### What you need to do
A faithful copy of the data is the goal; set it down exactly, without the images.

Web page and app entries
= Beginning of Section =

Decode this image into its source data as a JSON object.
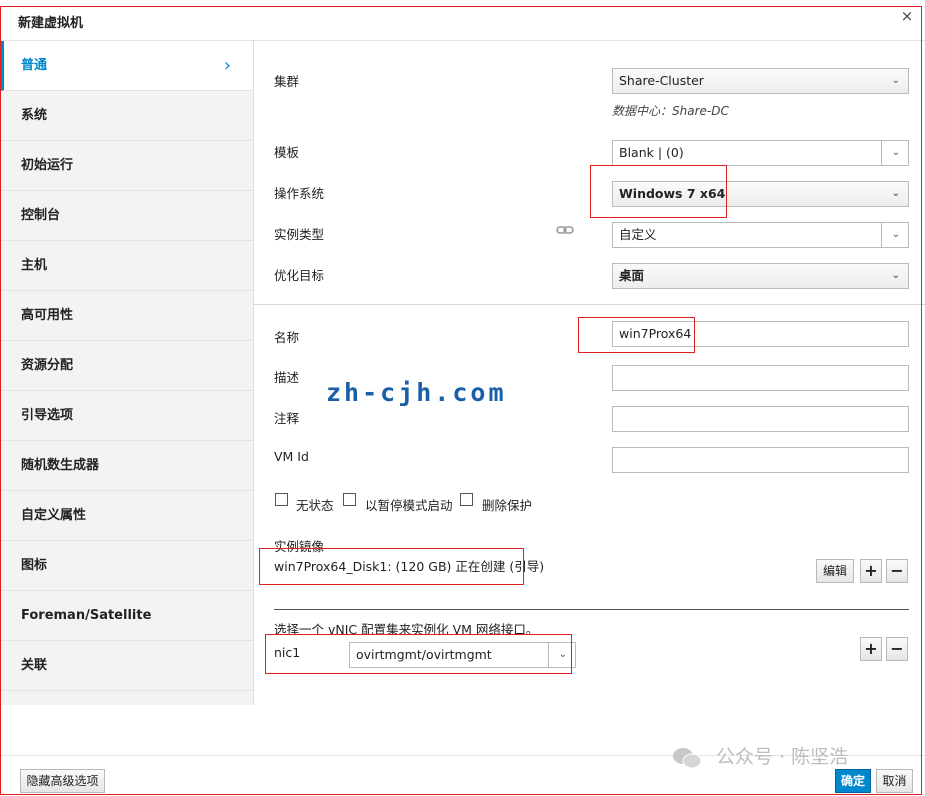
{
  "dialog": {
    "title": "新建虚拟机",
    "close_glyph": "×"
  },
  "sidebar": {
    "items": [
      {
        "label": "普通",
        "active": true
      },
      {
        "label": "系统"
      },
      {
        "label": "初始运行"
      },
      {
        "label": "控制台"
      },
      {
        "label": "主机"
      },
      {
        "label": "高可用性"
      },
      {
        "label": "资源分配"
      },
      {
        "label": "引导选项"
      },
      {
        "label": "随机数生成器"
      },
      {
        "label": "自定义属性"
      },
      {
        "label": "图标"
      },
      {
        "label": "Foreman/Satellite"
      },
      {
        "label": "关联"
      }
    ],
    "active_chevron": "›"
  },
  "form": {
    "cluster": {
      "label": "集群",
      "value": "Share-Cluster",
      "hint": "数据中心：Share-DC"
    },
    "template": {
      "label": "模板",
      "value": "Blank |  (0)"
    },
    "os": {
      "label": "操作系统",
      "value": "Windows 7 x64"
    },
    "instance_type": {
      "label": "实例类型",
      "value": "自定义"
    },
    "optimize": {
      "label": "优化目标",
      "value": "桌面"
    },
    "name": {
      "label": "名称",
      "value": "win7Prox64"
    },
    "description": {
      "label": "描述",
      "value": ""
    },
    "comment": {
      "label": "注释",
      "value": ""
    },
    "vm_id": {
      "label": "VM Id",
      "value": ""
    },
    "checkboxes": [
      {
        "label": "无状态",
        "checked": false
      },
      {
        "label": "以暂停模式启动",
        "checked": false
      },
      {
        "label": "删除保护",
        "checked": false
      }
    ],
    "instance_images": {
      "label": "实例镜像",
      "disk": "win7Prox64_Disk1: (120 GB) 正在创建 (引导)",
      "edit_label": "编辑",
      "plus": "+",
      "minus": "−"
    },
    "vnic": {
      "instruction": "选择一个 vNIC 配置集来实例化 VM 网络接口。",
      "nic_label": "nic1",
      "nic_value": "ovirtmgmt/ovirtmgmt",
      "plus": "+",
      "minus": "−"
    }
  },
  "footer": {
    "advanced_label": "隐藏高级选项",
    "ok_label": "确定",
    "cancel_label": "取消"
  },
  "overlay": {
    "watermark": "zh-cjh.com",
    "wechat_label": "公众号 · 陈坚浩"
  },
  "colors": {
    "accent": "#0088ce",
    "annotation_red": "#e02020"
  },
  "icons": {
    "caret": "⌄",
    "link": "chain-link-icon"
  }
}
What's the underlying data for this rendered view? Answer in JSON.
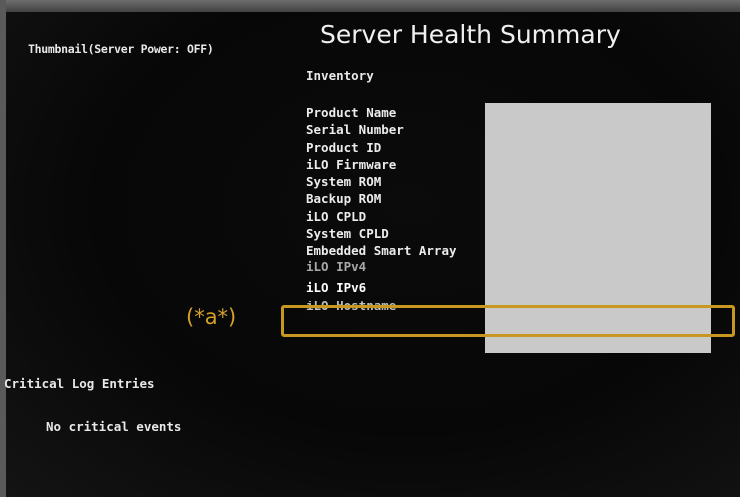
{
  "thumbnail_label": "Thumbnail(Server Power: OFF)",
  "title": "Server Health Summary",
  "inventory": {
    "heading": "Inventory",
    "fields": [
      "Product Name",
      "Serial Number",
      "Product ID",
      "iLO Firmware",
      "System ROM",
      "Backup ROM",
      "iLO CPLD",
      "System CPLD",
      "Embedded Smart Array",
      "iLO IPv4",
      "iLO IPv6",
      "iLO Hostname"
    ]
  },
  "callout": {
    "label": "(*a*)"
  },
  "critical_log": {
    "heading": "Critical Log Entries",
    "empty_text": "No critical events"
  },
  "colors": {
    "screen_bg": "#0b0b0b",
    "text": "#e8e8e8",
    "redaction": "#c9c9c9",
    "callout": "#c8971f"
  }
}
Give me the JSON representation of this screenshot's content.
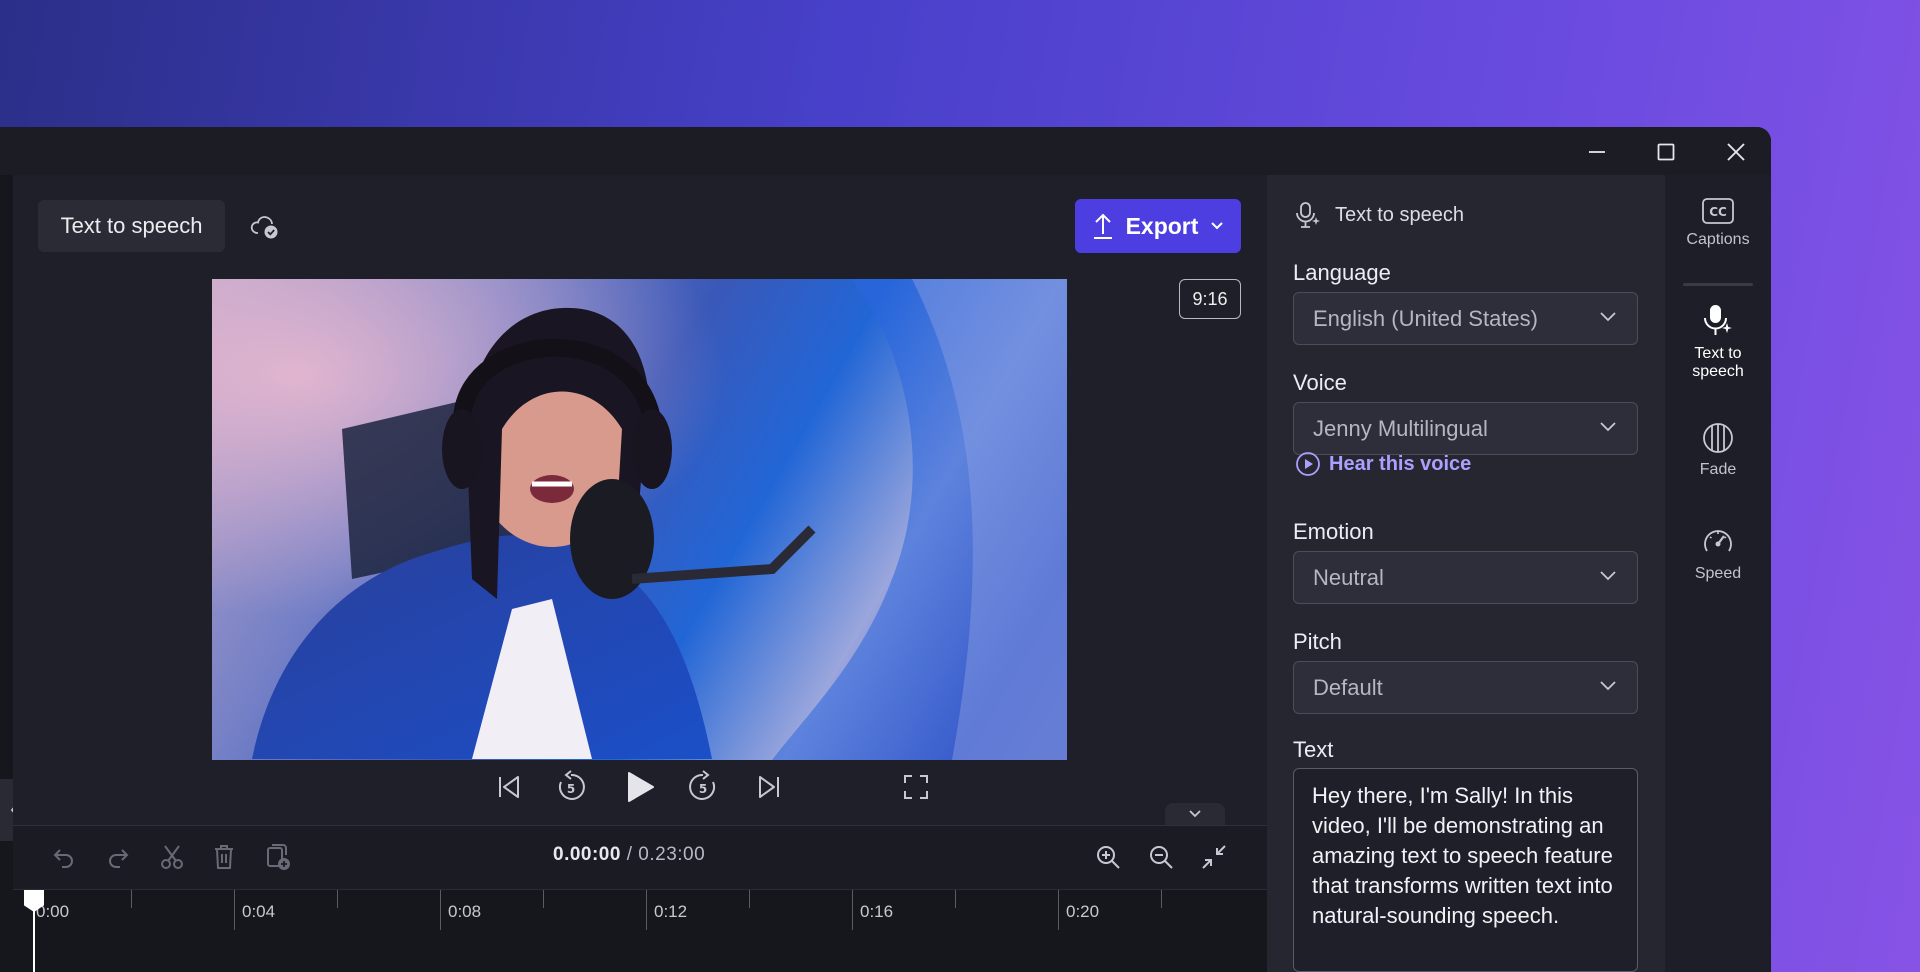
{
  "project": {
    "title": "Text to speech"
  },
  "toolbar": {
    "export_label": "Export",
    "aspect_ratio": "9:16"
  },
  "timeline": {
    "current_time": "0.00:00",
    "separator": "/",
    "total_time": "0.23:00",
    "ticks": [
      "0:00",
      "0:04",
      "0:08",
      "0:12",
      "0:16",
      "0:20"
    ]
  },
  "panel": {
    "header": "Text to speech",
    "language": {
      "label": "Language",
      "value": "English (United States)"
    },
    "voice": {
      "label": "Voice",
      "value": "Jenny Multilingual",
      "hear_label": "Hear this voice"
    },
    "emotion": {
      "label": "Emotion",
      "value": "Neutral"
    },
    "pitch": {
      "label": "Pitch",
      "value": "Default"
    },
    "text": {
      "label": "Text",
      "value": "Hey there, I'm Sally! In this video, I'll be demonstrating an amazing text to speech feature that transforms written text into natural-sounding speech."
    }
  },
  "rail": [
    {
      "label": "Captions",
      "icon": "captions-icon"
    },
    {
      "label": "Text to speech",
      "icon": "text-to-speech-icon"
    },
    {
      "label": "Fade",
      "icon": "fade-icon"
    },
    {
      "label": "Speed",
      "icon": "speed-icon"
    }
  ],
  "colors": {
    "accent": "#4c3ee0",
    "link": "#a9a0ff",
    "background_start": "#2b2f88",
    "background_end": "#8753e6"
  }
}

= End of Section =

### Solution to this exercise
Decode this image into its source data as a JSON object.
{
  "dialog": {
    "title": "新建虚拟机",
    "close_glyph": "×"
  },
  "sidebar": {
    "items": [
      {
        "label": "普通",
        "active": true
      },
      {
        "label": "系统"
      },
      {
        "label": "初始运行"
      },
      {
        "label": "控制台"
      },
      {
        "label": "主机"
      },
      {
        "label": "高可用性"
      },
      {
        "label": "资源分配"
      },
      {
        "label": "引导选项"
      },
      {
        "label": "随机数生成器"
      },
      {
        "label": "自定义属性"
      },
      {
        "label": "图标"
      },
      {
        "label": "Foreman/Satellite"
      },
      {
        "label": "关联"
      }
    ],
    "active_chevron": "›"
  },
  "form": {
    "cluster": {
      "label": "集群",
      "value": "Share-Cluster",
      "hint": "数据中心：Share-DC"
    },
    "template": {
      "label": "模板",
      "value": "Blank |  (0)"
    },
    "os": {
      "label": "操作系统",
      "value": "Windows 7 x64"
    },
    "instance_type": {
      "label": "实例类型",
      "value": "自定义"
    },
    "optimize": {
      "label": "优化目标",
      "value": "桌面"
    },
    "name": {
      "label": "名称",
      "value": "win7Prox64"
    },
    "description": {
      "label": "描述",
      "value": ""
    },
    "comment": {
      "label": "注释",
      "value": ""
    },
    "vm_id": {
      "label": "VM Id",
      "value": ""
    },
    "checkboxes": [
      {
        "label": "无状态",
        "checked": false
      },
      {
        "label": "以暂停模式启动",
        "checked": false
      },
      {
        "label": "删除保护",
        "checked": false
      }
    ],
    "instance_images": {
      "label": "实例镜像",
      "disk": "win7Prox64_Disk1: (120 GB) 正在创建 (引导)",
      "edit_label": "编辑",
      "plus": "+",
      "minus": "−"
    },
    "vnic": {
      "instruction": "选择一个 vNIC 配置集来实例化 VM 网络接口。",
      "nic_label": "nic1",
      "nic_value": "ovirtmgmt/ovirtmgmt",
      "plus": "+",
      "minus": "−"
    }
  },
  "footer": {
    "advanced_label": "隐藏高级选项",
    "ok_label": "确定",
    "cancel_label": "取消"
  },
  "overlay": {
    "watermark": "zh-cjh.com",
    "wechat_label": "公众号 · 陈坚浩"
  },
  "colors": {
    "accent": "#0088ce",
    "annotation_red": "#e02020"
  },
  "icons": {
    "caret": "⌄",
    "link": "chain-link-icon"
  }
}
What's the underlying data for this rendered view? Answer in JSON.
{
  "thumbnail_label": "Thumbnail(Server Power: OFF)",
  "title": "Server Health Summary",
  "inventory": {
    "heading": "Inventory",
    "fields": [
      "Product Name",
      "Serial Number",
      "Product ID",
      "iLO Firmware",
      "System ROM",
      "Backup ROM",
      "iLO CPLD",
      "System CPLD",
      "Embedded Smart Array",
      "iLO IPv4",
      "iLO IPv6",
      "iLO Hostname"
    ]
  },
  "callout": {
    "label": "(*a*)"
  },
  "critical_log": {
    "heading": "Critical Log Entries",
    "empty_text": "No critical events"
  },
  "colors": {
    "screen_bg": "#0b0b0b",
    "text": "#e8e8e8",
    "redaction": "#c9c9c9",
    "callout": "#c8971f"
  }
}
Give me the JSON representation of this screenshot's content.
{
  "project": {
    "title": "Text to speech"
  },
  "toolbar": {
    "export_label": "Export",
    "aspect_ratio": "9:16"
  },
  "timeline": {
    "current_time": "0.00:00",
    "separator": "/",
    "total_time": "0.23:00",
    "ticks": [
      "0:00",
      "0:04",
      "0:08",
      "0:12",
      "0:16",
      "0:20"
    ]
  },
  "panel": {
    "header": "Text to speech",
    "language": {
      "label": "Language",
      "value": "English (United States)"
    },
    "voice": {
      "label": "Voice",
      "value": "Jenny Multilingual",
      "hear_label": "Hear this voice"
    },
    "emotion": {
      "label": "Emotion",
      "value": "Neutral"
    },
    "pitch": {
      "label": "Pitch",
      "value": "Default"
    },
    "text": {
      "label": "Text",
      "value": "Hey there, I'm Sally! In this video, I'll be demonstrating an amazing text to speech feature that transforms written text into natural-sounding speech."
    }
  },
  "rail": [
    {
      "label": "Captions",
      "icon": "captions-icon"
    },
    {
      "label": "Text to speech",
      "icon": "text-to-speech-icon"
    },
    {
      "label": "Fade",
      "icon": "fade-icon"
    },
    {
      "label": "Speed",
      "icon": "speed-icon"
    }
  ],
  "colors": {
    "accent": "#4c3ee0",
    "link": "#a9a0ff",
    "background_start": "#2b2f88",
    "background_end": "#8753e6"
  }
}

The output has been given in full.